The first defenseman picked in the draft was Olli Juolevi from the London Knights. The smooth skating defender that was heralded as a future #1 who could play in any situation has had an excellent, if a little underwhelming season for the Knights in 2016-17. Playing on a great team in front of a great goaltender, Juolevi has continued to rack up assists while being a main part of one of the stingiest defensive teams in the OHL. The Knights have allowed just 165 goals this season and Juolevi is one of the reasons why.
With 39 points in 49 games, he continues to produce in junior hockey, though a little less can be said about his performance at the World Juniors. Captaining a Finnish squad that was without almost all of their key players—including one we will speak of later—Juolevi didn’t impress much through the preliminary round. After his coach got fired midway through the tournament, Juolevi stepped up a bit but still finished with just two points in six games.
It’s hardly enough to judge him on, but Vancouver Canucks fans were likely hoping to see him take over the tournament all by himself and drag the Finnish team to the medal round. They should however be excited about the prospect that London will be in the OHL playoffs starting later this month, where Juolevi will try for a second crack at the Memorial Cup.
4th Overall Pick – Jesse Puljujarvi (EDM)
One of those missing Finnish forwards was none other than Jesse Puljujarvi, who missed the tournament because he was in the NHL at the time. The Oilers couldn’t believe it when the second-best Finnish draftee fell into their laps at fourth overall, as he was expected to go one spot higher. The big (big) winger is expected to turn into a dominant power forward in the NHL capable of playing an elite two-way game and helping the Oilers round out their top-six.
When Edmonton broke camp with Puljujarvi in tow, it was an interesting decision to keep him and not give him the icetime that Laine and Matthews immediately received. While not as polished as those two, putting him on the ice for 10-12 minutes a game seemed like a waste of his talent and something that couldn’t last. Well it did, until just after the World Juniors completed, amazingly playing Puljujarvi in his final game in Edmonton the same day as the gold medal match. In that final contest, he saw just over three minutes of ice time.

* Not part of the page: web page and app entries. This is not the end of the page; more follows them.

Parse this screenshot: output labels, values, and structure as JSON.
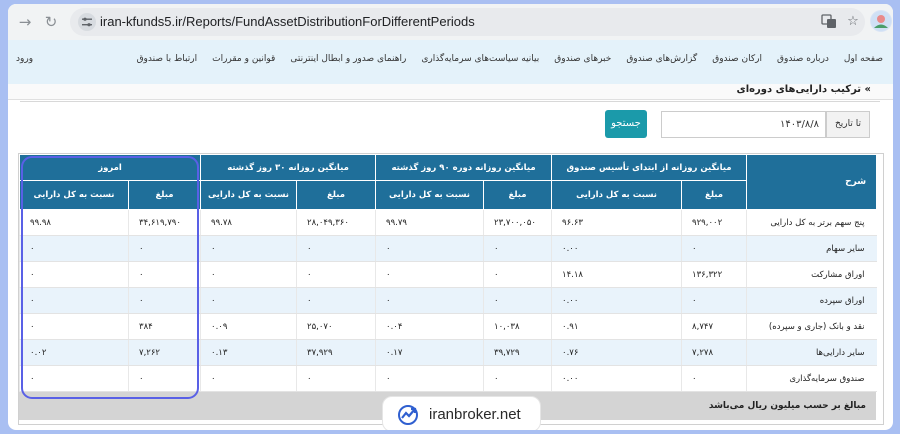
{
  "browser": {
    "url": "iran-kfunds5.ir/Reports/FundAssetDistributionForDifferentPeriods",
    "back_icon": "arrow-right-icon",
    "reload_icon": "reload-icon"
  },
  "nav": {
    "items": [
      "صفحه اول",
      "درباره صندوق",
      "ارکان صندوق",
      "گزارش‌های صندوق",
      "خبرهای صندوق",
      "بیانیه سیاست‌های سرمایه‌گذاری",
      "راهنمای صدور و ابطال اینترنتی",
      "قوانین و مقررات",
      "ارتباط با صندوق"
    ],
    "login": "ورود"
  },
  "page": {
    "breadcrumb_marker": "»",
    "title": "ترکیب دارایی‌های دوره‌ای"
  },
  "filter": {
    "to_date_label": "تا تاریخ",
    "date_value": "۱۴۰۳/۸/۸",
    "search_button": "جستجو"
  },
  "table": {
    "desc_header": "شرح",
    "groups": [
      "میانگین روزانه از ابتدای تأسیس صندوق",
      "میانگین روزانه دوره ۹۰ روز گذشته",
      "میانگین روزانه ۳۰ روز گذشته",
      "امروز"
    ],
    "sub_amount": "مبلغ",
    "sub_ratio": "نسبت به کل دارایی",
    "rows": [
      {
        "desc": "پنج سهم برتر به کل دارایی",
        "vals": [
          "۹۲۹,۰۰۲",
          "۹۶.۶۳",
          "۲۳,۷۰۰,۰۵۰",
          "۹۹.۷۹",
          "۲۸,۰۴۹,۳۶۰",
          "۹۹.۷۸",
          "۳۴,۶۱۹,۷۹۰",
          "۹۹.۹۸"
        ]
      },
      {
        "desc": "سایر سهام",
        "vals": [
          "۰",
          "۰.۰۰",
          "۰",
          "۰",
          "۰",
          "۰",
          "۰",
          "۰"
        ]
      },
      {
        "desc": "اوراق مشارکت",
        "vals": [
          "۱۳۶,۳۲۲",
          "۱۴.۱۸",
          "۰",
          "۰",
          "۰",
          "۰",
          "۰",
          "۰"
        ]
      },
      {
        "desc": "اوراق سپرده",
        "vals": [
          "۰",
          "۰.۰۰",
          "۰",
          "۰",
          "۰",
          "۰",
          "۰",
          "۰"
        ]
      },
      {
        "desc": "نقد و بانک (جاری و سپرده)",
        "vals": [
          "۸,۷۴۷",
          "۰.۹۱",
          "۱۰,۰۳۸",
          "۰.۰۴",
          "۲۵,۰۷۰",
          "۰.۰۹",
          "۳۸۴",
          "۰"
        ]
      },
      {
        "desc": "سایر دارایی‌ها",
        "vals": [
          "۷,۲۷۸",
          "۰.۷۶",
          "۳۹,۷۲۹",
          "۰.۱۷",
          "۳۷,۹۲۹",
          "۰.۱۳",
          "۷,۲۶۲",
          "۰.۰۲"
        ]
      },
      {
        "desc": "صندوق سرمایه‌گذاری",
        "vals": [
          "۰",
          "۰.۰۰",
          "۰",
          "۰",
          "۰",
          "۰",
          "۰",
          "۰"
        ]
      }
    ],
    "footer": "مبالغ بر حسب میلیون ریال می‌باشد"
  },
  "watermark": {
    "text": "iranbroker.net"
  },
  "colors": {
    "header_bg": "#1f6f9a",
    "search_bg": "#1b9aaa",
    "highlight": "#5960e6",
    "frame_bg": "#a9bff2"
  }
}
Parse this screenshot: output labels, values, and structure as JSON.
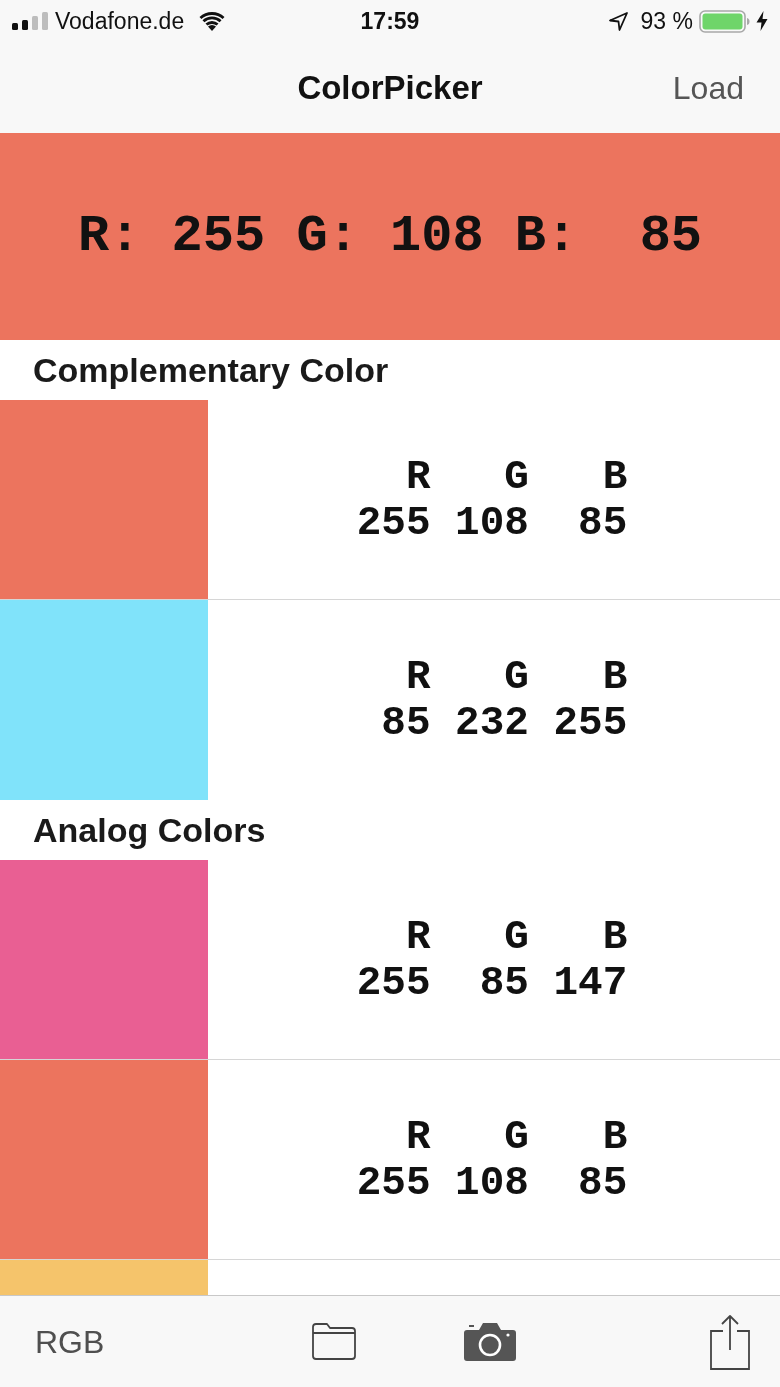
{
  "status_bar": {
    "carrier": "Vodafone.de",
    "time": "17:59",
    "battery_percent": "93 %"
  },
  "navigation_bar": {
    "title": "ColorPicker",
    "right_button": "Load"
  },
  "preview": {
    "channels": [
      {
        "label": "R:",
        "value": "255"
      },
      {
        "label": "G:",
        "value": "108"
      },
      {
        "label": "B:",
        "value": "85"
      }
    ]
  },
  "sections": [
    {
      "title": "Complementary Color",
      "swatches": [
        {
          "color": "#ec745e",
          "channels": [
            {
              "label": "R",
              "value": "255"
            },
            {
              "label": "G",
              "value": "108"
            },
            {
              "label": "B",
              "value": "85"
            }
          ]
        },
        {
          "color": "#80e3fa",
          "channels": [
            {
              "label": "R",
              "value": "85"
            },
            {
              "label": "G",
              "value": "232"
            },
            {
              "label": "B",
              "value": "255"
            }
          ]
        }
      ]
    },
    {
      "title": "Analog Colors",
      "swatches": [
        {
          "color": "#e95f93",
          "channels": [
            {
              "label": "R",
              "value": "255"
            },
            {
              "label": "G",
              "value": "85"
            },
            {
              "label": "B",
              "value": "147"
            }
          ]
        },
        {
          "color": "#ec745e",
          "channels": [
            {
              "label": "R",
              "value": "255"
            },
            {
              "label": "G",
              "value": "108"
            },
            {
              "label": "B",
              "value": "85"
            }
          ]
        },
        {
          "color": "#f5c46b"
        }
      ]
    }
  ],
  "toolbar": {
    "mode_button": "RGB"
  }
}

Since then, Puljujarvi has adapted to the AHL quite well scoring 16 points in 20 games and starting to get his confidence back. The winger is the youngest player on the team, only able to play in the professional ranks before the age of 20 because he was drafted out of a European league. Puljujarvi may even return to the NHL this season should the Oilers feel he’s ready, but it looks like next year (or later) will be the time when he makes his mark at this level.
3rd Overall Pick – Pierre-Luc Dubois (CBJ)
Oh Pierre-Luc Dubois, the player who will always have more pressure on him because the Columbus Blue Jackets shocked everyone by picking him ahead of Puljujarvi. When Jarmo Kekalainen read out Dubois’ name, it was a surprise to much of the draft room—but maybe it shouldn’t have been.
In the inevitable arguments about who is better between Laine and Matthews, many defenders of the Toronto center point to his position as the determining factor. That’s the same argument that Columbus used on Dubois, though Blue Jackets fans might need to scream it to make it count. He’s had a fine season, scoring 49 points in 41 games split between the Cape Breton Screaming Eagles and Blainville-Boisbriand Armada of the QMJHL but it hasn’t quite lived up to the hype he created last year when he scored 99 in 62.
Add in the fact that he didn’t impress during the World Juniors (though his team still won a silver medal) and it’s been a rough year for Blue Jackets fans hoping to have another top center as soon as 2018. Dubois is a dominant physical presence in the Q, a league known for skill and offense more than two-way strength. A down year doesn’t mean he still won’t develop into that Anze Kopitar-like presence, but it doesn’t help fans who expected him to lead the junior league in scoring after coming in third last season.